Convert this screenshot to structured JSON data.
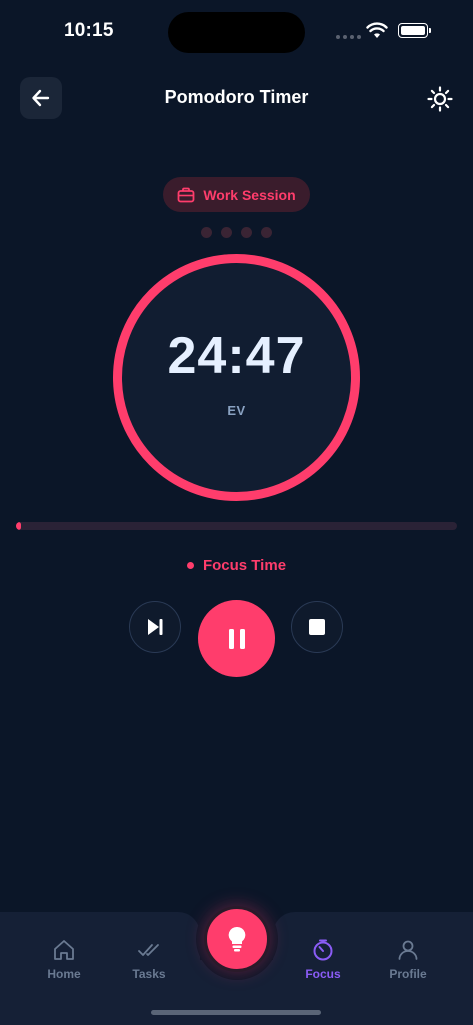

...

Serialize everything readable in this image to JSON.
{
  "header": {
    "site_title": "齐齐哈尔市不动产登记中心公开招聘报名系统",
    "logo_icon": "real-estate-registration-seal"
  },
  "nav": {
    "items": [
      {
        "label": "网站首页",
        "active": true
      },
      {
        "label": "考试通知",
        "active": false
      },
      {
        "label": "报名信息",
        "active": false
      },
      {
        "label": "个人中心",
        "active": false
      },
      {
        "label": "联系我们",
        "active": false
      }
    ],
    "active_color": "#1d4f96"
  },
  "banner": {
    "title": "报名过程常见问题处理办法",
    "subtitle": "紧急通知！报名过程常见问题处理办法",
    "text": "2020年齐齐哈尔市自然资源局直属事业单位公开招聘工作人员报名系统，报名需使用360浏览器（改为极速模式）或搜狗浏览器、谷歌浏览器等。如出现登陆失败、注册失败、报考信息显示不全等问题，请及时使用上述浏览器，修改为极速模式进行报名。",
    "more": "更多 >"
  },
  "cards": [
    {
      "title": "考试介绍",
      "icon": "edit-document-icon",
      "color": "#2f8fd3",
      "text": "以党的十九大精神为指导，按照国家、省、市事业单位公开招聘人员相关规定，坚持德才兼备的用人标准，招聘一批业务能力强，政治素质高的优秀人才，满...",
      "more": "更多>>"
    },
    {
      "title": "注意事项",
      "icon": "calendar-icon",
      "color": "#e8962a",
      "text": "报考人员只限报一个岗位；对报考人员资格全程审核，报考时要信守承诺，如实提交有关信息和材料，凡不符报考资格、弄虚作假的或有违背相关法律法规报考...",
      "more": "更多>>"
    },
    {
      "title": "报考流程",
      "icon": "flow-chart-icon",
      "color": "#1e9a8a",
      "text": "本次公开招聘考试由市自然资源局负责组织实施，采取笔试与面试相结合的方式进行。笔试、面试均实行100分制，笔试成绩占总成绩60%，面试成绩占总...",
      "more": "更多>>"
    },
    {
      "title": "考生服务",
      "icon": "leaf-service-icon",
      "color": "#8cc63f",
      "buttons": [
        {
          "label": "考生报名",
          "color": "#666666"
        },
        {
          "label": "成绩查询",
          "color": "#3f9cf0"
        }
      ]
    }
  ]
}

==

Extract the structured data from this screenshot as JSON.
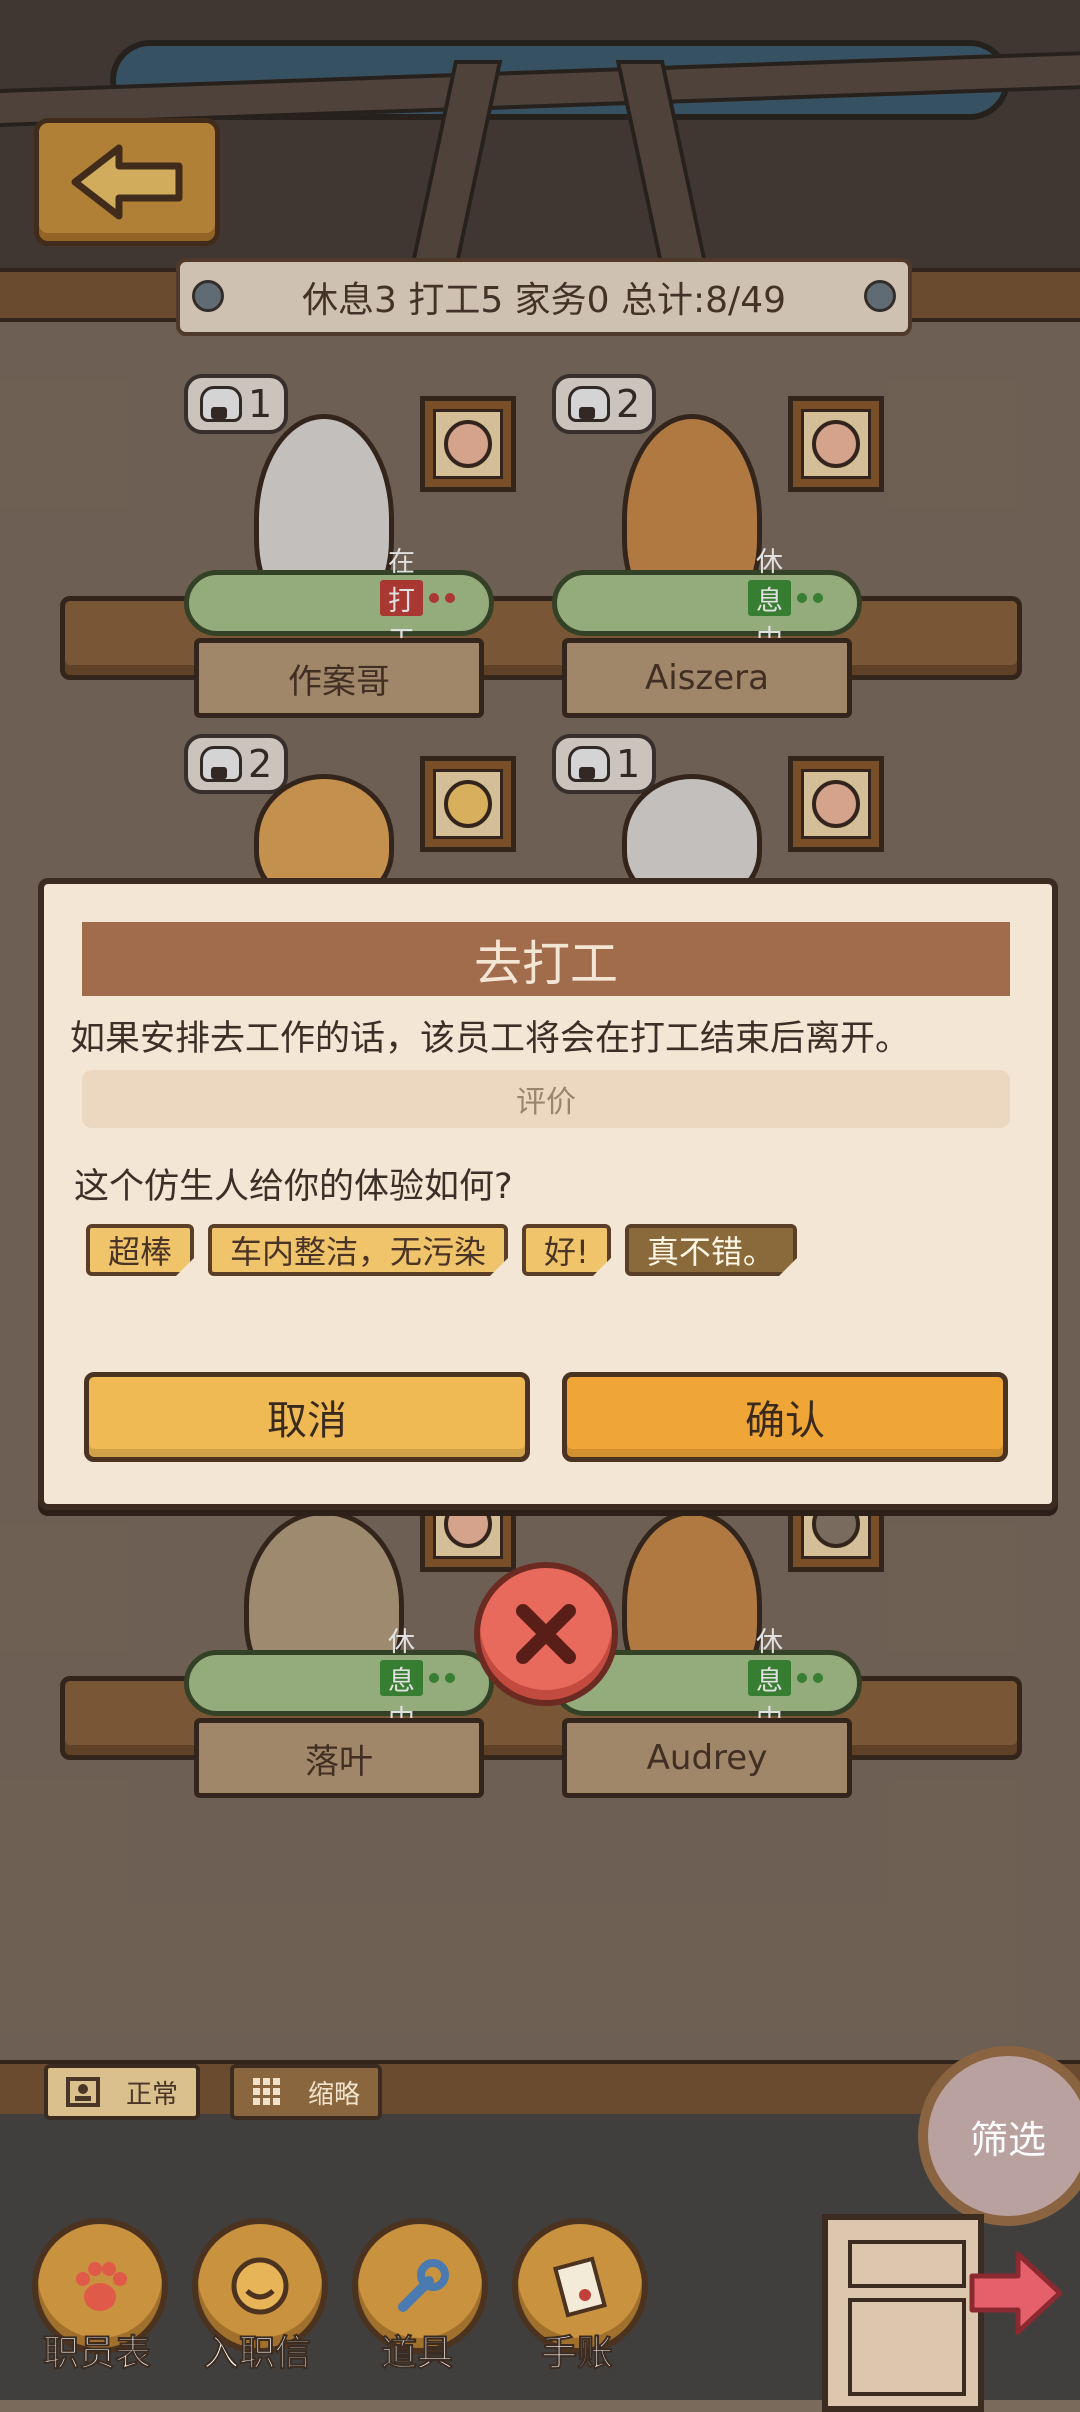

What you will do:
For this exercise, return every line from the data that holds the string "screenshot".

The completed task:
Convert this screenshot to structured JSON data.
Extract the structured data from this screenshot as JSON.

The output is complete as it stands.